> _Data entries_
----------------------------------------

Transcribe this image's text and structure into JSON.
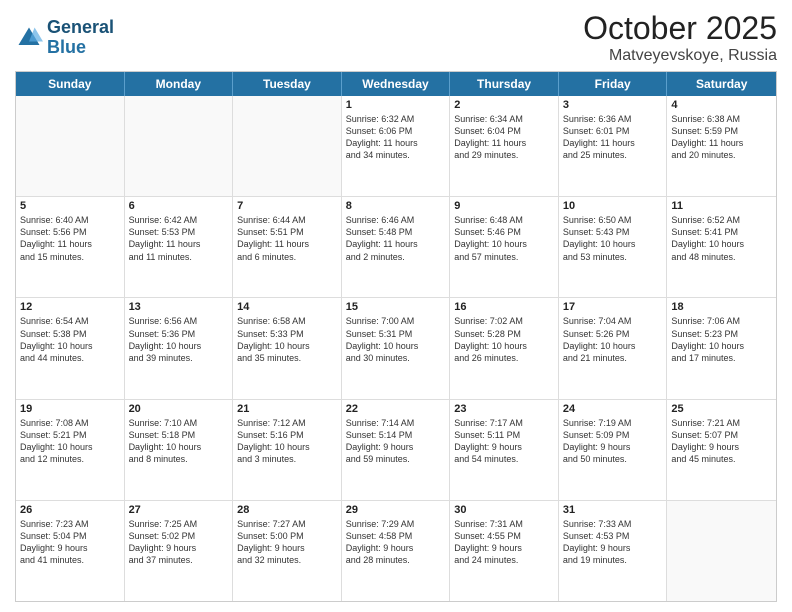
{
  "logo": {
    "line1": "General",
    "line2": "Blue"
  },
  "title": "October 2025",
  "subtitle": "Matveyevskoye, Russia",
  "days": [
    "Sunday",
    "Monday",
    "Tuesday",
    "Wednesday",
    "Thursday",
    "Friday",
    "Saturday"
  ],
  "rows": [
    [
      {
        "day": "",
        "info": ""
      },
      {
        "day": "",
        "info": ""
      },
      {
        "day": "",
        "info": ""
      },
      {
        "day": "1",
        "info": "Sunrise: 6:32 AM\nSunset: 6:06 PM\nDaylight: 11 hours\nand 34 minutes."
      },
      {
        "day": "2",
        "info": "Sunrise: 6:34 AM\nSunset: 6:04 PM\nDaylight: 11 hours\nand 29 minutes."
      },
      {
        "day": "3",
        "info": "Sunrise: 6:36 AM\nSunset: 6:01 PM\nDaylight: 11 hours\nand 25 minutes."
      },
      {
        "day": "4",
        "info": "Sunrise: 6:38 AM\nSunset: 5:59 PM\nDaylight: 11 hours\nand 20 minutes."
      }
    ],
    [
      {
        "day": "5",
        "info": "Sunrise: 6:40 AM\nSunset: 5:56 PM\nDaylight: 11 hours\nand 15 minutes."
      },
      {
        "day": "6",
        "info": "Sunrise: 6:42 AM\nSunset: 5:53 PM\nDaylight: 11 hours\nand 11 minutes."
      },
      {
        "day": "7",
        "info": "Sunrise: 6:44 AM\nSunset: 5:51 PM\nDaylight: 11 hours\nand 6 minutes."
      },
      {
        "day": "8",
        "info": "Sunrise: 6:46 AM\nSunset: 5:48 PM\nDaylight: 11 hours\nand 2 minutes."
      },
      {
        "day": "9",
        "info": "Sunrise: 6:48 AM\nSunset: 5:46 PM\nDaylight: 10 hours\nand 57 minutes."
      },
      {
        "day": "10",
        "info": "Sunrise: 6:50 AM\nSunset: 5:43 PM\nDaylight: 10 hours\nand 53 minutes."
      },
      {
        "day": "11",
        "info": "Sunrise: 6:52 AM\nSunset: 5:41 PM\nDaylight: 10 hours\nand 48 minutes."
      }
    ],
    [
      {
        "day": "12",
        "info": "Sunrise: 6:54 AM\nSunset: 5:38 PM\nDaylight: 10 hours\nand 44 minutes."
      },
      {
        "day": "13",
        "info": "Sunrise: 6:56 AM\nSunset: 5:36 PM\nDaylight: 10 hours\nand 39 minutes."
      },
      {
        "day": "14",
        "info": "Sunrise: 6:58 AM\nSunset: 5:33 PM\nDaylight: 10 hours\nand 35 minutes."
      },
      {
        "day": "15",
        "info": "Sunrise: 7:00 AM\nSunset: 5:31 PM\nDaylight: 10 hours\nand 30 minutes."
      },
      {
        "day": "16",
        "info": "Sunrise: 7:02 AM\nSunset: 5:28 PM\nDaylight: 10 hours\nand 26 minutes."
      },
      {
        "day": "17",
        "info": "Sunrise: 7:04 AM\nSunset: 5:26 PM\nDaylight: 10 hours\nand 21 minutes."
      },
      {
        "day": "18",
        "info": "Sunrise: 7:06 AM\nSunset: 5:23 PM\nDaylight: 10 hours\nand 17 minutes."
      }
    ],
    [
      {
        "day": "19",
        "info": "Sunrise: 7:08 AM\nSunset: 5:21 PM\nDaylight: 10 hours\nand 12 minutes."
      },
      {
        "day": "20",
        "info": "Sunrise: 7:10 AM\nSunset: 5:18 PM\nDaylight: 10 hours\nand 8 minutes."
      },
      {
        "day": "21",
        "info": "Sunrise: 7:12 AM\nSunset: 5:16 PM\nDaylight: 10 hours\nand 3 minutes."
      },
      {
        "day": "22",
        "info": "Sunrise: 7:14 AM\nSunset: 5:14 PM\nDaylight: 9 hours\nand 59 minutes."
      },
      {
        "day": "23",
        "info": "Sunrise: 7:17 AM\nSunset: 5:11 PM\nDaylight: 9 hours\nand 54 minutes."
      },
      {
        "day": "24",
        "info": "Sunrise: 7:19 AM\nSunset: 5:09 PM\nDaylight: 9 hours\nand 50 minutes."
      },
      {
        "day": "25",
        "info": "Sunrise: 7:21 AM\nSunset: 5:07 PM\nDaylight: 9 hours\nand 45 minutes."
      }
    ],
    [
      {
        "day": "26",
        "info": "Sunrise: 7:23 AM\nSunset: 5:04 PM\nDaylight: 9 hours\nand 41 minutes."
      },
      {
        "day": "27",
        "info": "Sunrise: 7:25 AM\nSunset: 5:02 PM\nDaylight: 9 hours\nand 37 minutes."
      },
      {
        "day": "28",
        "info": "Sunrise: 7:27 AM\nSunset: 5:00 PM\nDaylight: 9 hours\nand 32 minutes."
      },
      {
        "day": "29",
        "info": "Sunrise: 7:29 AM\nSunset: 4:58 PM\nDaylight: 9 hours\nand 28 minutes."
      },
      {
        "day": "30",
        "info": "Sunrise: 7:31 AM\nSunset: 4:55 PM\nDaylight: 9 hours\nand 24 minutes."
      },
      {
        "day": "31",
        "info": "Sunrise: 7:33 AM\nSunset: 4:53 PM\nDaylight: 9 hours\nand 19 minutes."
      },
      {
        "day": "",
        "info": ""
      }
    ]
  ]
}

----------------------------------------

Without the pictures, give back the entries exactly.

> _Solution_
Transcribe this image's text and structure into JSON.
{
  "logo": {
    "line1": "General",
    "line2": "Blue"
  },
  "title": "October 2025",
  "subtitle": "Matveyevskoye, Russia",
  "days": [
    "Sunday",
    "Monday",
    "Tuesday",
    "Wednesday",
    "Thursday",
    "Friday",
    "Saturday"
  ],
  "rows": [
    [
      {
        "day": "",
        "info": ""
      },
      {
        "day": "",
        "info": ""
      },
      {
        "day": "",
        "info": ""
      },
      {
        "day": "1",
        "info": "Sunrise: 6:32 AM\nSunset: 6:06 PM\nDaylight: 11 hours\nand 34 minutes."
      },
      {
        "day": "2",
        "info": "Sunrise: 6:34 AM\nSunset: 6:04 PM\nDaylight: 11 hours\nand 29 minutes."
      },
      {
        "day": "3",
        "info": "Sunrise: 6:36 AM\nSunset: 6:01 PM\nDaylight: 11 hours\nand 25 minutes."
      },
      {
        "day": "4",
        "info": "Sunrise: 6:38 AM\nSunset: 5:59 PM\nDaylight: 11 hours\nand 20 minutes."
      }
    ],
    [
      {
        "day": "5",
        "info": "Sunrise: 6:40 AM\nSunset: 5:56 PM\nDaylight: 11 hours\nand 15 minutes."
      },
      {
        "day": "6",
        "info": "Sunrise: 6:42 AM\nSunset: 5:53 PM\nDaylight: 11 hours\nand 11 minutes."
      },
      {
        "day": "7",
        "info": "Sunrise: 6:44 AM\nSunset: 5:51 PM\nDaylight: 11 hours\nand 6 minutes."
      },
      {
        "day": "8",
        "info": "Sunrise: 6:46 AM\nSunset: 5:48 PM\nDaylight: 11 hours\nand 2 minutes."
      },
      {
        "day": "9",
        "info": "Sunrise: 6:48 AM\nSunset: 5:46 PM\nDaylight: 10 hours\nand 57 minutes."
      },
      {
        "day": "10",
        "info": "Sunrise: 6:50 AM\nSunset: 5:43 PM\nDaylight: 10 hours\nand 53 minutes."
      },
      {
        "day": "11",
        "info": "Sunrise: 6:52 AM\nSunset: 5:41 PM\nDaylight: 10 hours\nand 48 minutes."
      }
    ],
    [
      {
        "day": "12",
        "info": "Sunrise: 6:54 AM\nSunset: 5:38 PM\nDaylight: 10 hours\nand 44 minutes."
      },
      {
        "day": "13",
        "info": "Sunrise: 6:56 AM\nSunset: 5:36 PM\nDaylight: 10 hours\nand 39 minutes."
      },
      {
        "day": "14",
        "info": "Sunrise: 6:58 AM\nSunset: 5:33 PM\nDaylight: 10 hours\nand 35 minutes."
      },
      {
        "day": "15",
        "info": "Sunrise: 7:00 AM\nSunset: 5:31 PM\nDaylight: 10 hours\nand 30 minutes."
      },
      {
        "day": "16",
        "info": "Sunrise: 7:02 AM\nSunset: 5:28 PM\nDaylight: 10 hours\nand 26 minutes."
      },
      {
        "day": "17",
        "info": "Sunrise: 7:04 AM\nSunset: 5:26 PM\nDaylight: 10 hours\nand 21 minutes."
      },
      {
        "day": "18",
        "info": "Sunrise: 7:06 AM\nSunset: 5:23 PM\nDaylight: 10 hours\nand 17 minutes."
      }
    ],
    [
      {
        "day": "19",
        "info": "Sunrise: 7:08 AM\nSunset: 5:21 PM\nDaylight: 10 hours\nand 12 minutes."
      },
      {
        "day": "20",
        "info": "Sunrise: 7:10 AM\nSunset: 5:18 PM\nDaylight: 10 hours\nand 8 minutes."
      },
      {
        "day": "21",
        "info": "Sunrise: 7:12 AM\nSunset: 5:16 PM\nDaylight: 10 hours\nand 3 minutes."
      },
      {
        "day": "22",
        "info": "Sunrise: 7:14 AM\nSunset: 5:14 PM\nDaylight: 9 hours\nand 59 minutes."
      },
      {
        "day": "23",
        "info": "Sunrise: 7:17 AM\nSunset: 5:11 PM\nDaylight: 9 hours\nand 54 minutes."
      },
      {
        "day": "24",
        "info": "Sunrise: 7:19 AM\nSunset: 5:09 PM\nDaylight: 9 hours\nand 50 minutes."
      },
      {
        "day": "25",
        "info": "Sunrise: 7:21 AM\nSunset: 5:07 PM\nDaylight: 9 hours\nand 45 minutes."
      }
    ],
    [
      {
        "day": "26",
        "info": "Sunrise: 7:23 AM\nSunset: 5:04 PM\nDaylight: 9 hours\nand 41 minutes."
      },
      {
        "day": "27",
        "info": "Sunrise: 7:25 AM\nSunset: 5:02 PM\nDaylight: 9 hours\nand 37 minutes."
      },
      {
        "day": "28",
        "info": "Sunrise: 7:27 AM\nSunset: 5:00 PM\nDaylight: 9 hours\nand 32 minutes."
      },
      {
        "day": "29",
        "info": "Sunrise: 7:29 AM\nSunset: 4:58 PM\nDaylight: 9 hours\nand 28 minutes."
      },
      {
        "day": "30",
        "info": "Sunrise: 7:31 AM\nSunset: 4:55 PM\nDaylight: 9 hours\nand 24 minutes."
      },
      {
        "day": "31",
        "info": "Sunrise: 7:33 AM\nSunset: 4:53 PM\nDaylight: 9 hours\nand 19 minutes."
      },
      {
        "day": "",
        "info": ""
      }
    ]
  ]
}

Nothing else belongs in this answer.